The measurement in Figure 1 shows an anomaly in the ignition signal. After the normal signal from the ECM, an extra pulse is seen, then a pause and then the normal pattern returns. The injection signal and the MAP signal showed no strange things. The cause of the problem is not yet revealed, so more examination is required.
The next step is to measure ignition (Ch1) and injection (Ch2) again and now add the crankshaft signal (Ch3). After driving the car, the engine held in again and the signals were captured, as shown in figure 2.
Looking back in time and zooming in revealed another anomaly: a strangely delayed ignition signal pulse and a strange pulse on the crankshaft signal. It seemed like there was an extra (short) pulse on the crankshaft signal. An extra pulse can "confuse" the ECM, thinking the engine is at a different position than it actually is, and generating wrong ignition and injection pulses. Further analysis showed that this extra pulse appeared to be simultaneously with the ignition pulse for a different cylinder. The ignition pulses for different cylinders are visible as small peaks on the signal, caused by cross-talk.

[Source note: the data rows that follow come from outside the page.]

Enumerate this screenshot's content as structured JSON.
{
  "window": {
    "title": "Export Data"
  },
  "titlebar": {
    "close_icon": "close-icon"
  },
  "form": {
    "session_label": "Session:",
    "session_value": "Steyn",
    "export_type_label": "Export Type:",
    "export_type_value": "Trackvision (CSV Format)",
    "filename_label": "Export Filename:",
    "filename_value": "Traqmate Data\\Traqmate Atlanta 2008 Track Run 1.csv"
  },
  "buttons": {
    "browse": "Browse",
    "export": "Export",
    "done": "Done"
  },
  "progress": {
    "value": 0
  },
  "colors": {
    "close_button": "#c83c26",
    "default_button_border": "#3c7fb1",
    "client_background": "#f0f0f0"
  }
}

The automotive oscilloscope was now connected to the ignition and injection of cylinder 4 and to the crankshaft signal. This time both coils were measured on the four channel automotive lab scope. A new test drive was made and when the problem occurred again the signals were captured, see figure 3.
Both ignition coils got an extra pulse, followed by a pause. This still does not reveal the cause of the problem. By zooming in, the signals could be examined much closer. Figure 4 shows the same signals, but now zoomed in to a level that the individual crankshaft pulses are visible.
Cause and solution
It is now visible that the falling slope of the exhaust side ignition signal shows a large distortion. The spark plug fires at the falling slope of this signal. This distortion is probably caused by a bad ignition coil or a bad spark plug. The spark plug at the exhaust side was then removed and it looked worn. The gap was large and the center electrode was rounded off.
The spark plug was replaced by a new one and the problem was gone.
Finding a problem like this requires a good automotive oscilloscope. A multimeter or just an error code scanner is not enough for problems like this. A good automotive oscilloscope can measure at a high sampling rate for a long time and provides enough zooming power to be able to see the smallest details in the signal.